> **What the task requires**: Filter the data for "photo" and copy matching lines.

Top of Source material

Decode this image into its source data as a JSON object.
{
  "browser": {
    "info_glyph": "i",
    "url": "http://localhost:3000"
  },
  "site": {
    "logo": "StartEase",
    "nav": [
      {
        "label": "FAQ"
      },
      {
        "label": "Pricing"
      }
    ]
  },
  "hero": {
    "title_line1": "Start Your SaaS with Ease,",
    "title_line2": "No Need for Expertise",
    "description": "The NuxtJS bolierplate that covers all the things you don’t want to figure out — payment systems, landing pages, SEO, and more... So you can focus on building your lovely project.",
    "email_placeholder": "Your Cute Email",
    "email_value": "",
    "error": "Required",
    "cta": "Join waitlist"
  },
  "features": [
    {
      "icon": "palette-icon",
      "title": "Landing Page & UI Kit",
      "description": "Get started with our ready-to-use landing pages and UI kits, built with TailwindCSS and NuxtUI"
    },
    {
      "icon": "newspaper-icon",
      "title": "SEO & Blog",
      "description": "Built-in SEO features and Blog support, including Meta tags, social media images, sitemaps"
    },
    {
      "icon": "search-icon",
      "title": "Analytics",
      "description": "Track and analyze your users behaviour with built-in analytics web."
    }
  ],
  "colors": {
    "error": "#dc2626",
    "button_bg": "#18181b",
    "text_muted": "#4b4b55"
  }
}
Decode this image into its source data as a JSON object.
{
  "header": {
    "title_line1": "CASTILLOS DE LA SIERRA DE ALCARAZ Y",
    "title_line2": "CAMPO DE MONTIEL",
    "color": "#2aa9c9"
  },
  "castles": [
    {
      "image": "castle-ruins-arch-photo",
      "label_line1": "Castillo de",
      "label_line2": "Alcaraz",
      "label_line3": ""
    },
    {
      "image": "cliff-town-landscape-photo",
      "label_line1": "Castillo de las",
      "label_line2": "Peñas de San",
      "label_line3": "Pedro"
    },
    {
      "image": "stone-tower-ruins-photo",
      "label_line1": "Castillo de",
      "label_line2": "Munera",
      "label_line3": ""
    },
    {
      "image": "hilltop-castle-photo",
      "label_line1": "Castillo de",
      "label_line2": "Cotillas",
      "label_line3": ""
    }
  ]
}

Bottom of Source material

> **Finished task**:
      "image": "castle-ruins-arch-photo",
      "image": "cliff-town-landscape-photo",
      "image": "stone-tower-ruins-photo",
      "image": "hilltop-castle-photo",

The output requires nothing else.